Each line in the data holding "iaapc" should be listed.

Data Start Marker

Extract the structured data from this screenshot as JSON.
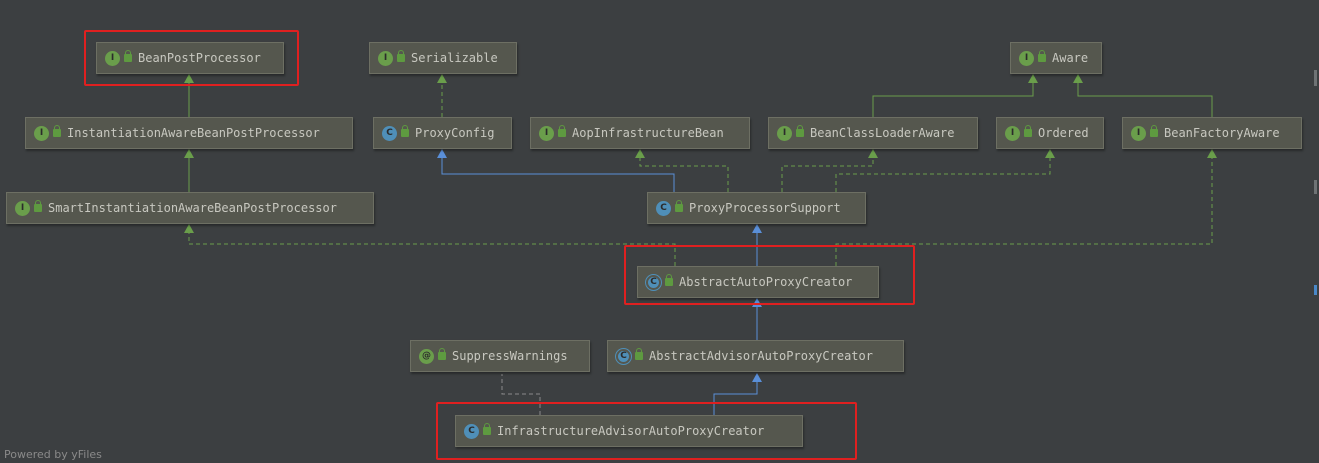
{
  "nodes": [
    {
      "id": "bpp",
      "label": "BeanPostProcessor",
      "kind": "I",
      "icon": "interface-icon"
    },
    {
      "id": "ser",
      "label": "Serializable",
      "kind": "I",
      "icon": "interface-icon"
    },
    {
      "id": "aware",
      "label": "Aware",
      "kind": "I",
      "icon": "interface-icon"
    },
    {
      "id": "iabpp",
      "label": "InstantiationAwareBeanPostProcessor",
      "kind": "I",
      "icon": "interface-icon"
    },
    {
      "id": "pconf",
      "label": "ProxyConfig",
      "kind": "C",
      "icon": "class-icon"
    },
    {
      "id": "aib",
      "label": "AopInfrastructureBean",
      "kind": "I",
      "icon": "interface-icon"
    },
    {
      "id": "bcla",
      "label": "BeanClassLoaderAware",
      "kind": "I",
      "icon": "interface-icon"
    },
    {
      "id": "ord",
      "label": "Ordered",
      "kind": "I",
      "icon": "interface-icon"
    },
    {
      "id": "bfa",
      "label": "BeanFactoryAware",
      "kind": "I",
      "icon": "interface-icon"
    },
    {
      "id": "siabpp",
      "label": "SmartInstantiationAwareBeanPostProcessor",
      "kind": "I",
      "icon": "interface-icon"
    },
    {
      "id": "pps",
      "label": "ProxyProcessorSupport",
      "kind": "C",
      "icon": "class-icon"
    },
    {
      "id": "aapc",
      "label": "AbstractAutoProxyCreator",
      "kind": "C",
      "icon": "abstract-class-icon"
    },
    {
      "id": "sw",
      "label": "SuppressWarnings",
      "kind": "@",
      "icon": "annotation-icon"
    },
    {
      "id": "aaapc",
      "label": "AbstractAdvisorAutoProxyCreator",
      "kind": "C",
      "icon": "abstract-class-icon"
    },
    {
      "id": "iaapc",
      "label": "InfrastructureAdvisorAutoProxyCreator",
      "kind": "C",
      "icon": "class-icon"
    }
  ],
  "edges": [
    {
      "from": "iabpp",
      "to": "bpp",
      "style": "extends"
    },
    {
      "from": "siabpp",
      "to": "iabpp",
      "style": "extends"
    },
    {
      "from": "pconf",
      "to": "ser",
      "style": "implements"
    },
    {
      "from": "bcla",
      "to": "aware",
      "style": "extends"
    },
    {
      "from": "bfa",
      "to": "aware",
      "style": "extends"
    },
    {
      "from": "pps",
      "to": "pconf",
      "style": "extends"
    },
    {
      "from": "pps",
      "to": "aib",
      "style": "implements"
    },
    {
      "from": "pps",
      "to": "bcla",
      "style": "implements"
    },
    {
      "from": "pps",
      "to": "ord",
      "style": "implements"
    },
    {
      "from": "aapc",
      "to": "pps",
      "style": "extends"
    },
    {
      "from": "aapc",
      "to": "siabpp",
      "style": "implements"
    },
    {
      "from": "aapc",
      "to": "bfa",
      "style": "implements"
    },
    {
      "from": "aaapc",
      "to": "aapc",
      "style": "extends"
    },
    {
      "from": "iaapc",
      "to": "aaapc",
      "style": "extends"
    },
    {
      "from": "iaapc",
      "to": "sw",
      "style": "annotation"
    }
  ],
  "highlighted": [
    "bpp",
    "aapc",
    "iaapc"
  ],
  "colors": {
    "background": "#3c3f41",
    "node": "#55574e",
    "highlight": "#e02020",
    "implements_edge": "#6a9e4b",
    "extends_class_edge": "#5a8fd8",
    "annotation_edge": "#8a8a8a"
  },
  "footer": {
    "watermark": "Powered by yFiles"
  }
}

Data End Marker

(Task output):
      "id": "iaapc",
      "from": "iaapc",
      "from": "iaapc",
    "iaapc"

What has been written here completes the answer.